╭─ Task data

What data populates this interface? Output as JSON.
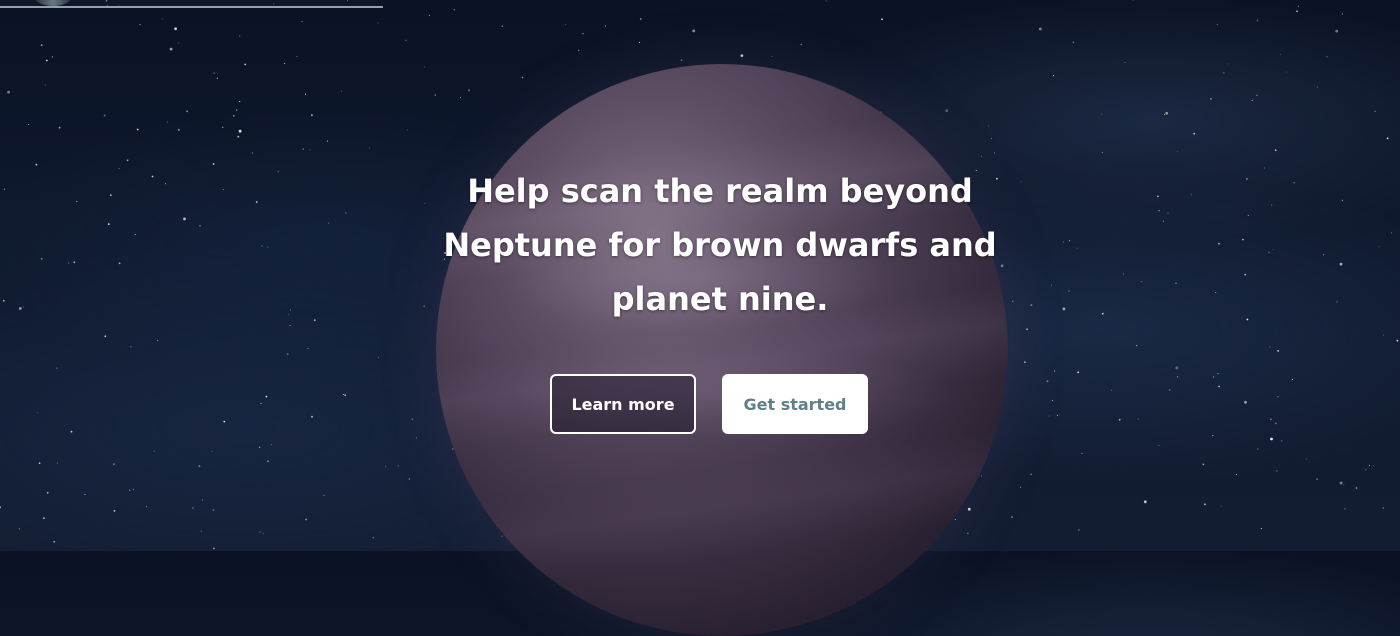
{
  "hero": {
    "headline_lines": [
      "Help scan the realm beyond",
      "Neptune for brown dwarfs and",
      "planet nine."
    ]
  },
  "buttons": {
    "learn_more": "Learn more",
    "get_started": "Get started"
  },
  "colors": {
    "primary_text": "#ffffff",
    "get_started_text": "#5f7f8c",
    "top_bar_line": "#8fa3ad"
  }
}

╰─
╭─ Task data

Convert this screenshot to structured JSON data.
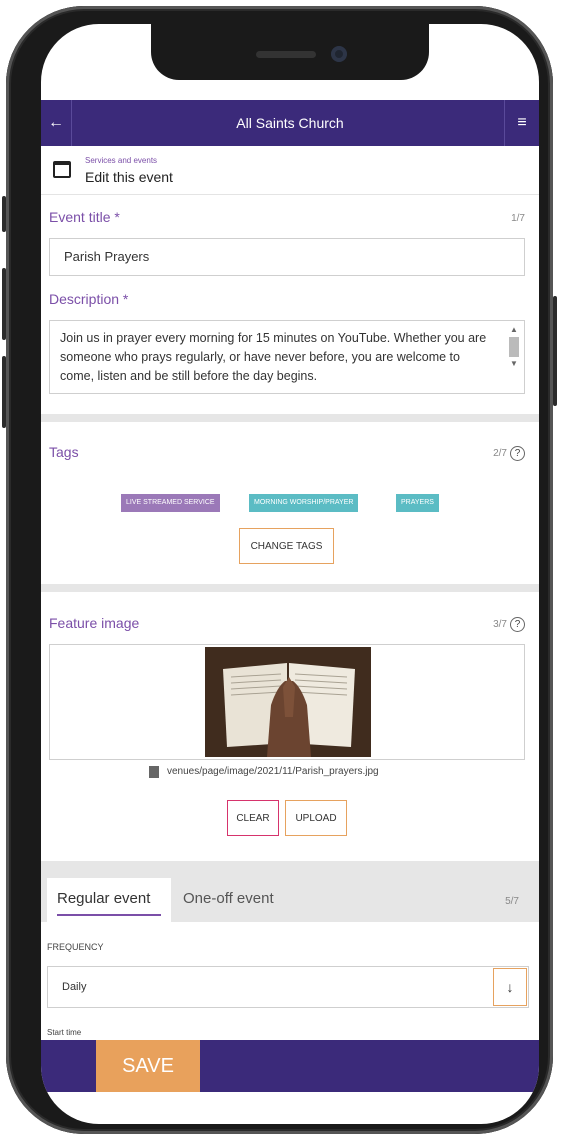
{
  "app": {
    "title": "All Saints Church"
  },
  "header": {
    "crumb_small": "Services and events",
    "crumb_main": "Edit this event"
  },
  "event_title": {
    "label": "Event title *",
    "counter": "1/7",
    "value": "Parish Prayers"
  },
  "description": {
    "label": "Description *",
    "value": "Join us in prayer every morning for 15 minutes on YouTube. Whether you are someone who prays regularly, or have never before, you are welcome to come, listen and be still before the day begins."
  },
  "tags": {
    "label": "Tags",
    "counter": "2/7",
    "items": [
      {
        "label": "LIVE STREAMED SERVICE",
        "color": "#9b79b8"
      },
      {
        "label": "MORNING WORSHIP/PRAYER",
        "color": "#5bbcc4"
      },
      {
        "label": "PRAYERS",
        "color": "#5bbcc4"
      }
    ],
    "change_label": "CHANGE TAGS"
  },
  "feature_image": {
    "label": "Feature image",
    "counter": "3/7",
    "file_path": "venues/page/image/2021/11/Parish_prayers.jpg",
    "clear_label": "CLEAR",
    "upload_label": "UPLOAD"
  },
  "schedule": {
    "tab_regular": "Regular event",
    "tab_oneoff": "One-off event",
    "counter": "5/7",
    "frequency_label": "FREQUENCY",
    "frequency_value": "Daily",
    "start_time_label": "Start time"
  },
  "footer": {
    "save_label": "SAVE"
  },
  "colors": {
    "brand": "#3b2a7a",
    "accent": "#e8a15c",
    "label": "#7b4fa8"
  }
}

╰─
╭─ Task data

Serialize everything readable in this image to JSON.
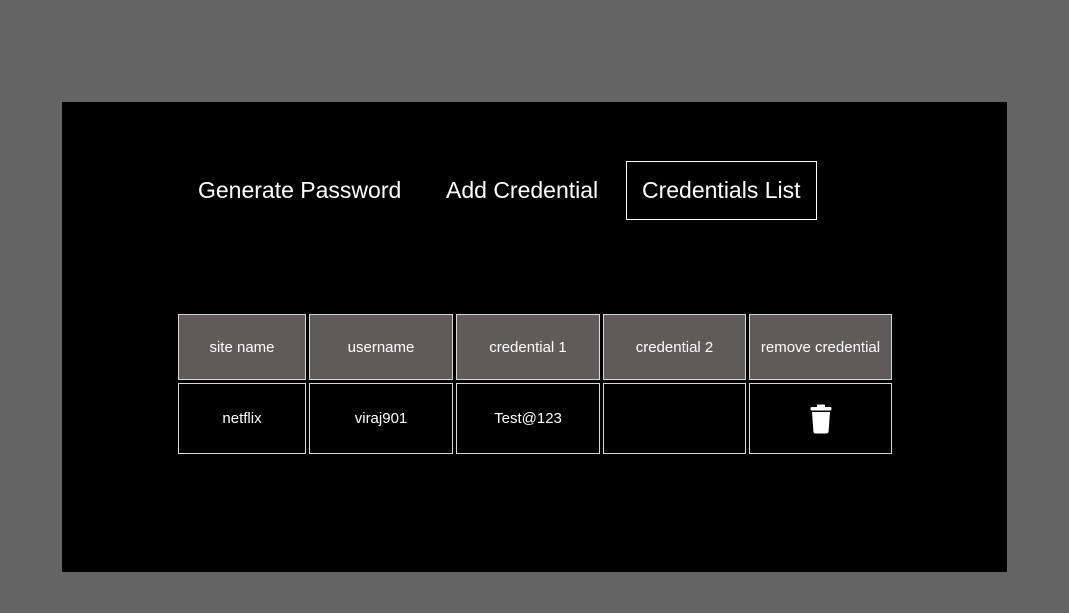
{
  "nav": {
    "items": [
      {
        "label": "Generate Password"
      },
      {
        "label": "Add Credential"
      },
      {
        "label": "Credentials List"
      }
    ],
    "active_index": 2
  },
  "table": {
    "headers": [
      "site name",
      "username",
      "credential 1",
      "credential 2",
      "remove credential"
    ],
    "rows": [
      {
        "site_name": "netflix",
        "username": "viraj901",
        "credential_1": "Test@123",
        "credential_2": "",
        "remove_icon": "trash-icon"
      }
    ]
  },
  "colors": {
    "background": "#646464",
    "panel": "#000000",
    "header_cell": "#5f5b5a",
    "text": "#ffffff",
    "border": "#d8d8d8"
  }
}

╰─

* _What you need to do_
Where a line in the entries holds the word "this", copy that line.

* _Result of the exercise_
What data populates this interface? Output as JSON.
Convert this screenshot to structured JSON data.
    "crumb_main": "Edit this event"
Serialize everything readable in this image to JSON.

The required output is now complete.